And to thy feet be this a hobble, wrought
Of lead, to make thee move at sluggard pace
Toward Yea or Nay where though perceivest naught,
For low among the dunces is his place
Who hastens to accept or to reject
With no distinction made 'twixt case and case;
Thence come rash judgements, mostly incorrect
And prejudiced, and stubborn all the more
That self-conceit shackles the intellect.
Worse than in vain does any quit the shore
To fish for truth, the fisher's art unknowing –
He'll not return the man he was before;
No one should be too self-assured
In judgement, like a farmer reckoning
His gains before the corn-crop is matured,
Let Jack and Jill not think they see so far
That, seeing this man pious, that a thief,
They see them such as in God's sight they are,
For one may rise, the other come to grief.
[Paradiso, XIII, 112-142 passim]

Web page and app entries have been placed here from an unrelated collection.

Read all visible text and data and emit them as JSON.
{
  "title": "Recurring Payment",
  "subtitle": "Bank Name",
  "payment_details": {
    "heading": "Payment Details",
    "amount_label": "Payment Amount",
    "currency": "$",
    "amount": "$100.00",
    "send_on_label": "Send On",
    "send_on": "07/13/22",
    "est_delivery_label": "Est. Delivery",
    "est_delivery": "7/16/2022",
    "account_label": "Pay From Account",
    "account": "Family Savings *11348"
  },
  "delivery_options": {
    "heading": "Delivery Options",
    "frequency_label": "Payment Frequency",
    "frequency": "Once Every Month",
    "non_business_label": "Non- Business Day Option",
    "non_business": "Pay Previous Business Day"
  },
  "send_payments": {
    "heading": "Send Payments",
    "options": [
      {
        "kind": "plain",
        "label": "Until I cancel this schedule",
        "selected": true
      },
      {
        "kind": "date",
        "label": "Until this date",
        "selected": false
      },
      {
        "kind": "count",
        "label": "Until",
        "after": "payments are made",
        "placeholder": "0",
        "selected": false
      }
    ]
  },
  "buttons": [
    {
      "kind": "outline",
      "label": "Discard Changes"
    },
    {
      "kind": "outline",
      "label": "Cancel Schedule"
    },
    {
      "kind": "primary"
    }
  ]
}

Amen. This is a hard thing. We are so quick to pass judgment, when we have no basis to do so. Lord, grant us grace to be humble and patient.
[As an aside, this hastiness seems to serve as a critique of the idea that we cannot trust our senses. The fact is that we trust them so completely, so implicitly, that we are ready and willing to jump to conclusions based upon what we have seen or heard or touched or felt, never mind even the possibility that we might be mistaken. But I digress.]